Widowfield has even more extensively documented Casey’s shadiness and dishonesty in trying to rescue his Aramaic theory from competing explanations, making the quite apt point that Casey has consistently behaved very unprofessionally in pursuit of this. Widowfield’s critique in this case is of Casey’s Appendix to Jesus on Latinisms in Mark: as Widowfield concludes, it “is a model for how not to write, how not to argue, how not to deal with the public, and how not to do scholarship.” He then backs up every charge. And that after summarizing a general point that experts in the community need to stop letting their peers behave this way without comment. Because it is discrediting the entire field. . . .
Long time readers of Vridar might recall a couple of years ago Stephanie Fisher commenting here in hostile attacks on what she perceived as certain mythicist arguments. At the time Steph made it clear that she was Casey’s conduit for information about mythicists and mythicism. Steph very often simply failed to grasp the views that she thought she was opposing. Nor could she generally bring herself to defend her own view. Casey’s book is in large part the result.
Many readers will not believe that scholars and gentlemen can possibly be so unprofessional, ignorant and dishonest in their treatment of views they presumably find disturbing and will complain about Carrier’s blunt spade-naming language when identifying the unprofessionalism of Casey’s work in this volume. Casey’s work at certainly many instances is culpably ignorant at best and blatantly dishonest at worst. People like Jim West and James McGrath won’t care about that. That’ll all be part of the entertainment value they find in the book.
To anyone who thinks Carrier is overstating his criticisms I ask you read the book and see for yourself. And do follow up the sources Casey cites, and compare. Casey has a little bit to say about yours truly, too. I will let the honest inquirer compare what Casey says about me (and Tim) with what we have written here and decide for him or herself the appropriateness of Carrier’s review.
Who are Casey’s targets and why?

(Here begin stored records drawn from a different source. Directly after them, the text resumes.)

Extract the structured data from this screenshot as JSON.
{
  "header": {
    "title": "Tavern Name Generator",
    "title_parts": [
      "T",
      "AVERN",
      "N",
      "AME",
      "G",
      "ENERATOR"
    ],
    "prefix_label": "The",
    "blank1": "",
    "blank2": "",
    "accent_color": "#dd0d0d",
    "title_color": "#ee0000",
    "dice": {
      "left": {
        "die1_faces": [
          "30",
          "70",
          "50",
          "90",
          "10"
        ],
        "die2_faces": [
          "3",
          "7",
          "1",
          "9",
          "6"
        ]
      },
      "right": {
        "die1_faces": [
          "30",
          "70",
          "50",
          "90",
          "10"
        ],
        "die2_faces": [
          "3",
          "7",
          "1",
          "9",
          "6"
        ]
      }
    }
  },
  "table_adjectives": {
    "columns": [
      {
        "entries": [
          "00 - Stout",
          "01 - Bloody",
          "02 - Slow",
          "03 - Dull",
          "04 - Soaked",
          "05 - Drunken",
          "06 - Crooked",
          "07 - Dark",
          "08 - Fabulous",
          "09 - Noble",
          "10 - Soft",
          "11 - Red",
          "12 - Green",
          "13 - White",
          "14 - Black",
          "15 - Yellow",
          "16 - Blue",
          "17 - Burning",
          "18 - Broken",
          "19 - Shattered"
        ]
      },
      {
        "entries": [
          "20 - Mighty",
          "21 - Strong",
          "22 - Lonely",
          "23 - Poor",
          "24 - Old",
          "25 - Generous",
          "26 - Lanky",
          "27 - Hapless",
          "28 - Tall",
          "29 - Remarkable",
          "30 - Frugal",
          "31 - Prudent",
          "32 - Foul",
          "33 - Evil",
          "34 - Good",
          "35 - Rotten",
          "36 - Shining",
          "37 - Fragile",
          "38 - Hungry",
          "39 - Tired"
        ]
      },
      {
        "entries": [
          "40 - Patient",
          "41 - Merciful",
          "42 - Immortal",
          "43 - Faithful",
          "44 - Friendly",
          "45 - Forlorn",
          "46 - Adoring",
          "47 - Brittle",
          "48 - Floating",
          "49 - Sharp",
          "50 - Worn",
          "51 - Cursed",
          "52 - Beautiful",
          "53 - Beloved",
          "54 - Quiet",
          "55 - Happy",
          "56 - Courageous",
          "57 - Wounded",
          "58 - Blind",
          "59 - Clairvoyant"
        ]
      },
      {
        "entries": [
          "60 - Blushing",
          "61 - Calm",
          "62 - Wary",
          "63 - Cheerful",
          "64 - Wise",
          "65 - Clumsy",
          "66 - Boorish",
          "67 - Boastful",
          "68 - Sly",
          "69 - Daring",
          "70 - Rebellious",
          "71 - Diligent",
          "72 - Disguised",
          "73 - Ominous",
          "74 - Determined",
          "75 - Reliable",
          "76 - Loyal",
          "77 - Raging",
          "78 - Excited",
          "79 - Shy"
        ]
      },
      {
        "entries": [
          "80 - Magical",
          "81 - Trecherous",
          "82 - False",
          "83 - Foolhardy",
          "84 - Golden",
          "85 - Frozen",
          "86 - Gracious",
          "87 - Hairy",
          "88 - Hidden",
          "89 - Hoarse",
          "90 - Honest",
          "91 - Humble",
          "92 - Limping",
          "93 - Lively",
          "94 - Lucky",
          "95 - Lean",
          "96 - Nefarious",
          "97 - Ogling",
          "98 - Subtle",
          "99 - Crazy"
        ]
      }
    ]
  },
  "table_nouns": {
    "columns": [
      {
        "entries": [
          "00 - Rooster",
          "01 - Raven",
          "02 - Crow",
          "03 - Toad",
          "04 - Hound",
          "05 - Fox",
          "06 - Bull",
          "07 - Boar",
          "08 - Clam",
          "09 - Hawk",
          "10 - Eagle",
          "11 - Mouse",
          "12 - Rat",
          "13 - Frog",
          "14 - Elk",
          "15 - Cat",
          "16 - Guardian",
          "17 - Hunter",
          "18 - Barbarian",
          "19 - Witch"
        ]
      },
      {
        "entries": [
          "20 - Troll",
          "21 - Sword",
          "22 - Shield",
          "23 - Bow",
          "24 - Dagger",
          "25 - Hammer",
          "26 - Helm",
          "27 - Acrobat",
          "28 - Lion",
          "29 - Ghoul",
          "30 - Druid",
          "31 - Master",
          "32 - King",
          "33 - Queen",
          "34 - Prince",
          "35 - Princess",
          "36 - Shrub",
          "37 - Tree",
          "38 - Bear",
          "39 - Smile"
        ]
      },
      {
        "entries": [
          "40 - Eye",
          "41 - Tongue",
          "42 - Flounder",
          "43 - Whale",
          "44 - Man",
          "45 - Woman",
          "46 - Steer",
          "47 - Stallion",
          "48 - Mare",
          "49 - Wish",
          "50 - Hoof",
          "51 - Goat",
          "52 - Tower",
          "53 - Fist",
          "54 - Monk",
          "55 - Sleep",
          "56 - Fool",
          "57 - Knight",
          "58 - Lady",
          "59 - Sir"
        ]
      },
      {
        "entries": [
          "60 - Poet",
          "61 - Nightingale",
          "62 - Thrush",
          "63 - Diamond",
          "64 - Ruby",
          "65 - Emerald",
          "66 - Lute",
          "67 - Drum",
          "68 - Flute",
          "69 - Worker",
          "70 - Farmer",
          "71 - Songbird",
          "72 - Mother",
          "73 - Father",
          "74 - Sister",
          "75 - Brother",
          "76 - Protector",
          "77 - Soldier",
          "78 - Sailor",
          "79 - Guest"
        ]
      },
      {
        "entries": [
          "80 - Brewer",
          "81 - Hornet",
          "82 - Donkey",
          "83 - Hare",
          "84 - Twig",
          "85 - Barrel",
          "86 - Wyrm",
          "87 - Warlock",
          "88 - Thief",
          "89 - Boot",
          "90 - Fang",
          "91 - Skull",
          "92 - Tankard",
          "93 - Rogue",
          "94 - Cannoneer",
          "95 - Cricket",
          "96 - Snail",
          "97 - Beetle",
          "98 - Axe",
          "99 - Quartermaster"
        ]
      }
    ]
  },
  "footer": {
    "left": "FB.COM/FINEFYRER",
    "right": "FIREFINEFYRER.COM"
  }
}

Neither Tim Widowfield nor myself are mythicists. Tim is an agnostic on the question. I am not interested in arguing a case for mythicism–I have always argued pretty much along the same lines as Thomas L. Thompson—that is, the question is irrelevant for understanding the origins of the gospels and the Jesus of the gospels. That question is primarily literary and theological and any role a historical figure may have played is probably irrelevant given the state of the evidence. I am more interested in exploring the origins and nature of the gospels and Bible–the [historicity of Jesus] question is irrelevant as far as I can see from the evidence we have available to work with.
I have never argued for a mythicist position. My critiques of the methods of theologians has led some to falsely assume I’m a mythicist. I’m not. I do sympathize with certain mythicist arguments of others as offering the most economical explanation for our canonical NT literature and Christian origins and some of these authors do post on my blog. At the same time I have disagreements with aspects of their arguments. I am only interested in the theoretical explanatory power of their views for Christian origins, not with “proving Jesus was a myth.”